The building was created to inspire all students to see how informatics connects to their own majors, according to Kirby; which is why classes from other colleges are also taught in Griffin.
The classrooms and learning spaces are unique compared to the rest on campus, as many of Griffin’s are designed specifically to house components and equipment for particular departments. For example, there are state-of-the-art labs for digital media creation, health informatics, computer networking and journalism, among many others.
Although the spaces offer students a new way to learn and professors a new way to teach, it has been hard for some to utilize the equipment. Only about 70 percent of the classrooms are equipped with audio/visual systems, according to Rob Knarr, Senior Project Manager/Associate Director of Architecture, Design & Construction Management.
Chris Strobel, Electronic Media & Broadcasting professor, and his team have been encouraging professors to set contingency plans into place in case of “technological hiccups.” Because it is still early in the semester, many classes are not getting into the technology right away, so Strobel said his expectations are still high.
“The excitement we’ve seen from faculty and students appears to indicate a very successful semester and beyond,” he said.
Senior communication studies major Nicole Secen is among those students that do like the building, even if she has not experienced the technology yet. “I really like the dry erase walls,” she said. It’s still early in the semester; but so far, Secen is impressed by the building’s architecture and ample seating space.
A number of students have been working in the building and alongside the technology installation. Junior computer science major Sean Butts works as a mobile application developer for the Center for Applied Informatics, and has been in Griffin since the end of July.

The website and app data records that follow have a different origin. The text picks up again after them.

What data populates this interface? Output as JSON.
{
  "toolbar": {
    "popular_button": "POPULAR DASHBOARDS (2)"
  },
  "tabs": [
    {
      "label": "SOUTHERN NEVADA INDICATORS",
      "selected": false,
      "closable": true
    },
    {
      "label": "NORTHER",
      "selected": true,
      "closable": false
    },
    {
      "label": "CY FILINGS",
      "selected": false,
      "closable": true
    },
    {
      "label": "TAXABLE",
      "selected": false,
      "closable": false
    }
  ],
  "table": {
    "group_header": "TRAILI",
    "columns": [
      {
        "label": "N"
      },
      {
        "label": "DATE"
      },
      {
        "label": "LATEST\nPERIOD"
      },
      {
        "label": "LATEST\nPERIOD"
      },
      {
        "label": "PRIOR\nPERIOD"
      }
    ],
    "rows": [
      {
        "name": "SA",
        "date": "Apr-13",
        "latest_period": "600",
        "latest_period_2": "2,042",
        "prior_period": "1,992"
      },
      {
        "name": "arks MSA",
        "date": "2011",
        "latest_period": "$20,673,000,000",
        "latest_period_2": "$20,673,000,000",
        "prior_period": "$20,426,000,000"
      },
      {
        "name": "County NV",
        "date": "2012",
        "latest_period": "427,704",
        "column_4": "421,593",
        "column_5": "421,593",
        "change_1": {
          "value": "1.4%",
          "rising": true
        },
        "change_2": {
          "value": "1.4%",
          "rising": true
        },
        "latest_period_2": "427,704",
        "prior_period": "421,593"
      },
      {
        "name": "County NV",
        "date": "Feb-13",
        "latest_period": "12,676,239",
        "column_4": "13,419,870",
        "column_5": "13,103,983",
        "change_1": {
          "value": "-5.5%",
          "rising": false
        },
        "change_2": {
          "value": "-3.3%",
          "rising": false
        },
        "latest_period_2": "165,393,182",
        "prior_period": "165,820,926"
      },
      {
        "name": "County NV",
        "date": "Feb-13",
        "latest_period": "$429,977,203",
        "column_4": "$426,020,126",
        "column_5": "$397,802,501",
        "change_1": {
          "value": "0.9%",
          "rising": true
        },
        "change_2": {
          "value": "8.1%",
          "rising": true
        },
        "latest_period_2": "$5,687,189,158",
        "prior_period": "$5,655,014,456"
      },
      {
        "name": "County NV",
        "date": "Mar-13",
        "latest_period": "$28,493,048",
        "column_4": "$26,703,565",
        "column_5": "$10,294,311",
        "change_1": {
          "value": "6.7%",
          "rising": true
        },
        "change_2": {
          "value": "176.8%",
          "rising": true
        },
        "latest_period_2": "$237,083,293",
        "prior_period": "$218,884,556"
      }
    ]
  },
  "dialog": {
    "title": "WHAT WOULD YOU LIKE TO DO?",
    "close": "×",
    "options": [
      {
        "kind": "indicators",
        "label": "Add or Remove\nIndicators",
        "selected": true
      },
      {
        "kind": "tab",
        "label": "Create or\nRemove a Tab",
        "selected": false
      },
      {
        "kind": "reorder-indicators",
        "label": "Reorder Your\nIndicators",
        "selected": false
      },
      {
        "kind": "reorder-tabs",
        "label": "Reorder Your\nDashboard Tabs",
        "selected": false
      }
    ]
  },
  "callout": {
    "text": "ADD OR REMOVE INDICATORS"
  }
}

The new Mac computers in his office are one of his favorite parts of moving in, as well as the open-air atrium and Digitorium.
The Digitorum, a two-story digital auditorium, will host everything from opera and dance concerts to cyber warfare games, according to Kirby.
The Digitorum and technology aspects are not the building’s only attempt at fresh and new features — Griffin is also designed to more be earth-friendly than any other building on campus. According to Knarr the building is targeted to achieve Leadership in Energy and Environmental Design (LEED) Silver certification, and it is the university’s first attempt towards certification.
To work towards the certification, Griffin Hall is equipped with efficient lighting and plumbing and uses local construction materials when possible, and “most dramatic of all, it has a rooftop garden,” Kirby said. The “green roof” covers 23 percent of the total building roof area.
Although the roof does not qualify for LEED certification, it does promote sustainability by consuming and reusing rain water rather than diverting runoff to the storm sewer system, according to Knarr. The green roof also helps reduce sunlight heat transmission into the spaces below, which helps reduce energy consumption for cooling.
Griffin Hall’s grand opening, scheduled for Oct. 10, should mark the installation of all audio/visual systems in every classroom. Until then students and professors will have to work around the missing technology.